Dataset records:
++++
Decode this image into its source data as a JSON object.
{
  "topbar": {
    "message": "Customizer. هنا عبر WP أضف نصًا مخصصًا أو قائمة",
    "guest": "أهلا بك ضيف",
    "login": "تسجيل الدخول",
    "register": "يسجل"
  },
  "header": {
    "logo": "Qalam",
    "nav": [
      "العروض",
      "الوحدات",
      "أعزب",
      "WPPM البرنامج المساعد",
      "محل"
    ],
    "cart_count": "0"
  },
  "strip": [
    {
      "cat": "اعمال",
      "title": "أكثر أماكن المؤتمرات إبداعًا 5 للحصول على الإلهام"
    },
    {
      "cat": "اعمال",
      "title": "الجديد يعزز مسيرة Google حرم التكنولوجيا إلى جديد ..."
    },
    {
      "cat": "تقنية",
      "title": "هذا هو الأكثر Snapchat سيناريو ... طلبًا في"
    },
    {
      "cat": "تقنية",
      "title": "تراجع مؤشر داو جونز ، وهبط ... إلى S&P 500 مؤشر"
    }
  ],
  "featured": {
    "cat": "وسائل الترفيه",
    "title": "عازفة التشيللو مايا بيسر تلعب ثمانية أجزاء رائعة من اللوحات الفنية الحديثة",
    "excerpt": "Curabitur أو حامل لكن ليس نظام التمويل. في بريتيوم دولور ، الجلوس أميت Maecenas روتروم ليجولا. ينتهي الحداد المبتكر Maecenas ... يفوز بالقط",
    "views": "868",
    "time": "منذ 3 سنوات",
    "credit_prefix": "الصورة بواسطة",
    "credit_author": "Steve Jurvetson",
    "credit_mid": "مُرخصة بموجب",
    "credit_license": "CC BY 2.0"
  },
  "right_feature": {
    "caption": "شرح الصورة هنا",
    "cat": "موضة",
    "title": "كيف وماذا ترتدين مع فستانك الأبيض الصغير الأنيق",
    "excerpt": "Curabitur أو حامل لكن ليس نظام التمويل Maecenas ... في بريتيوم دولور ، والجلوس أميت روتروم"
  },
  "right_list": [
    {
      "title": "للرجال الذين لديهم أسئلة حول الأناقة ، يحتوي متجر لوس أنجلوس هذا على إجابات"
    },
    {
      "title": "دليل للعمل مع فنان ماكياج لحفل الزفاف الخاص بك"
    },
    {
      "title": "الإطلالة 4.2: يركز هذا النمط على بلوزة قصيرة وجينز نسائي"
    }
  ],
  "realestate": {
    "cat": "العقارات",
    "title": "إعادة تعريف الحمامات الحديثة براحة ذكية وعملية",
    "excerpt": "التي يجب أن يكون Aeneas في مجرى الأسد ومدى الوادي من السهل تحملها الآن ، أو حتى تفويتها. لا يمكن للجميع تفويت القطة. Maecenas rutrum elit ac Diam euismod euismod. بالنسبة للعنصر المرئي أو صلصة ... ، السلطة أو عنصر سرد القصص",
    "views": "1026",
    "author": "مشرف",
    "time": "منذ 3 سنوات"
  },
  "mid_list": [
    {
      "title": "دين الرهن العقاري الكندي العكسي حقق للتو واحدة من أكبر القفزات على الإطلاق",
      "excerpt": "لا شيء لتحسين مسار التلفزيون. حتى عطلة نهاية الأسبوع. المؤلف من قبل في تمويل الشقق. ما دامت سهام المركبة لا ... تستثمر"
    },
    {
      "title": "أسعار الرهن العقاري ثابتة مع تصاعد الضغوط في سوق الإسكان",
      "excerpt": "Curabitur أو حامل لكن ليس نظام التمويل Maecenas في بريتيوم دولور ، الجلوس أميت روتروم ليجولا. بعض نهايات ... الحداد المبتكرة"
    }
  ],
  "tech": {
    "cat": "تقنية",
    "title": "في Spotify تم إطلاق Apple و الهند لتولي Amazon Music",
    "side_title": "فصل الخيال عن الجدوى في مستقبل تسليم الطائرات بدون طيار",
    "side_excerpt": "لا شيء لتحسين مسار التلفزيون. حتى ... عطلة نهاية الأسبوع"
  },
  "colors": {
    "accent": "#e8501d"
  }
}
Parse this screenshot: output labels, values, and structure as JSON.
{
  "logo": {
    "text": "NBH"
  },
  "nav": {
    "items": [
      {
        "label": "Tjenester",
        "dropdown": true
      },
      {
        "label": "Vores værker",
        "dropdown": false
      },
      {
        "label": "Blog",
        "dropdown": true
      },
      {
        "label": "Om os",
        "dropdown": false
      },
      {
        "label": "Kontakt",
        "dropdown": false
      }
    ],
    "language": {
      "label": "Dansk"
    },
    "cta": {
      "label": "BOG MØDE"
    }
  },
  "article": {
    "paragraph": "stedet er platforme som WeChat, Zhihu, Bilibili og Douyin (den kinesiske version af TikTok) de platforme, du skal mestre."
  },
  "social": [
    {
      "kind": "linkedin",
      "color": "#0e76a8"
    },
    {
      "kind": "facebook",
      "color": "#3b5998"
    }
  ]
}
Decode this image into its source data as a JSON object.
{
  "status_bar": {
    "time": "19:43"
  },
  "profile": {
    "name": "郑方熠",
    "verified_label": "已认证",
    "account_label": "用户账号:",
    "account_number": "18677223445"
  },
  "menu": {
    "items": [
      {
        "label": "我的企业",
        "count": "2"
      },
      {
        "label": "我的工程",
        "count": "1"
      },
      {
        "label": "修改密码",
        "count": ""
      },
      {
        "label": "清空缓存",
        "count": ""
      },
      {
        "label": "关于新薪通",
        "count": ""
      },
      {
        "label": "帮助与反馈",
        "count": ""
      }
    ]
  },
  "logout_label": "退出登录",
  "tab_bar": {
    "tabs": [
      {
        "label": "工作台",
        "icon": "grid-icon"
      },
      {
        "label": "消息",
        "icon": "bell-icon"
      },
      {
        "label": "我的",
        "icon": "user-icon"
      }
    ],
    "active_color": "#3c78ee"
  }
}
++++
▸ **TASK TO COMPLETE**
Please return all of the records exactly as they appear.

▸ **EXERCISE SOLUTION**
Decode this image into its source data as a JSON object.
{
  "topbar": {
    "message": "Customizer. هنا عبر WP أضف نصًا مخصصًا أو قائمة",
    "guest": "أهلا بك ضيف",
    "login": "تسجيل الدخول",
    "register": "يسجل"
  },
  "header": {
    "logo": "Qalam",
    "nav": [
      "العروض",
      "الوحدات",
      "أعزب",
      "WPPM البرنامج المساعد",
      "محل"
    ],
    "cart_count": "0"
  },
  "strip": [
    {
      "cat": "اعمال",
      "title": "أكثر أماكن المؤتمرات إبداعًا 5 للحصول على الإلهام"
    },
    {
      "cat": "اعمال",
      "title": "الجديد يعزز مسيرة Google حرم التكنولوجيا إلى جديد ..."
    },
    {
      "cat": "تقنية",
      "title": "هذا هو الأكثر Snapchat سيناريو ... طلبًا في"
    },
    {
      "cat": "تقنية",
      "title": "تراجع مؤشر داو جونز ، وهبط ... إلى S&P 500 مؤشر"
    }
  ],
  "featured": {
    "cat": "وسائل الترفيه",
    "title": "عازفة التشيللو مايا بيسر تلعب ثمانية أجزاء رائعة من اللوحات الفنية الحديثة",
    "excerpt": "Curabitur أو حامل لكن ليس نظام التمويل. في بريتيوم دولور ، الجلوس أميت Maecenas روتروم ليجولا. ينتهي الحداد المبتكر Maecenas ... يفوز بالقط",
    "views": "868",
    "time": "منذ 3 سنوات",
    "credit_prefix": "الصورة بواسطة",
    "credit_author": "Steve Jurvetson",
    "credit_mid": "مُرخصة بموجب",
    "credit_license": "CC BY 2.0"
  },
  "right_feature": {
    "caption": "شرح الصورة هنا",
    "cat": "موضة",
    "title": "كيف وماذا ترتدين مع فستانك الأبيض الصغير الأنيق",
    "excerpt": "Curabitur أو حامل لكن ليس نظام التمويل Maecenas ... في بريتيوم دولور ، والجلوس أميت روتروم"
  },
  "right_list": [
    {
      "title": "للرجال الذين لديهم أسئلة حول الأناقة ، يحتوي متجر لوس أنجلوس هذا على إجابات"
    },
    {
      "title": "دليل للعمل مع فنان ماكياج لحفل الزفاف الخاص بك"
    },
    {
      "title": "الإطلالة 4.2: يركز هذا النمط على بلوزة قصيرة وجينز نسائي"
    }
  ],
  "realestate": {
    "cat": "العقارات",
    "title": "إعادة تعريف الحمامات الحديثة براحة ذكية وعملية",
    "excerpt": "التي يجب أن يكون Aeneas في مجرى الأسد ومدى الوادي من السهل تحملها الآن ، أو حتى تفويتها. لا يمكن للجميع تفويت القطة. Maecenas rutrum elit ac Diam euismod euismod. بالنسبة للعنصر المرئي أو صلصة ... ، السلطة أو عنصر سرد القصص",
    "views": "1026",
    "author": "مشرف",
    "time": "منذ 3 سنوات"
  },
  "mid_list": [
    {
      "title": "دين الرهن العقاري الكندي العكسي حقق للتو واحدة من أكبر القفزات على الإطلاق",
      "excerpt": "لا شيء لتحسين مسار التلفزيون. حتى عطلة نهاية الأسبوع. المؤلف من قبل في تمويل الشقق. ما دامت سهام المركبة لا ... تستثمر"
    },
    {
      "title": "أسعار الرهن العقاري ثابتة مع تصاعد الضغوط في سوق الإسكان",
      "excerpt": "Curabitur أو حامل لكن ليس نظام التمويل Maecenas في بريتيوم دولور ، الجلوس أميت روتروم ليجولا. بعض نهايات ... الحداد المبتكرة"
    }
  ],
  "tech": {
    "cat": "تقنية",
    "title": "في Spotify تم إطلاق Apple و الهند لتولي Amazon Music",
    "side_title": "فصل الخيال عن الجدوى في مستقبل تسليم الطائرات بدون طيار",
    "side_excerpt": "لا شيء لتحسين مسار التلفزيون. حتى ... عطلة نهاية الأسبوع"
  },
  "colors": {
    "accent": "#e8501d"
  }
}
Parse this screenshot: output labels, values, and structure as JSON.
{
  "logo": {
    "text": "NBH"
  },
  "nav": {
    "items": [
      {
        "label": "Tjenester",
        "dropdown": true
      },
      {
        "label": "Vores værker",
        "dropdown": false
      },
      {
        "label": "Blog",
        "dropdown": true
      },
      {
        "label": "Om os",
        "dropdown": false
      },
      {
        "label": "Kontakt",
        "dropdown": false
      }
    ],
    "language": {
      "label": "Dansk"
    },
    "cta": {
      "label": "BOG MØDE"
    }
  },
  "article": {
    "paragraph": "stedet er platforme som WeChat, Zhihu, Bilibili og Douyin (den kinesiske version af TikTok) de platforme, du skal mestre."
  },
  "social": [
    {
      "kind": "linkedin",
      "color": "#0e76a8"
    },
    {
      "kind": "facebook",
      "color": "#3b5998"
    }
  ]
}
Decode this image into its source data as a JSON object.
{
  "status_bar": {
    "time": "19:43"
  },
  "profile": {
    "name": "郑方熠",
    "verified_label": "已认证",
    "account_label": "用户账号:",
    "account_number": "18677223445"
  },
  "menu": {
    "items": [
      {
        "label": "我的企业",
        "count": "2"
      },
      {
        "label": "我的工程",
        "count": "1"
      },
      {
        "label": "修改密码",
        "count": ""
      },
      {
        "label": "清空缓存",
        "count": ""
      },
      {
        "label": "关于新薪通",
        "count": ""
      },
      {
        "label": "帮助与反馈",
        "count": ""
      }
    ]
  },
  "logout_label": "退出登录",
  "tab_bar": {
    "tabs": [
      {
        "label": "工作台",
        "icon": "grid-icon"
      },
      {
        "label": "消息",
        "icon": "bell-icon"
      },
      {
        "label": "我的",
        "icon": "user-icon"
      }
    ],
    "active_color": "#3c78ee"
  }
}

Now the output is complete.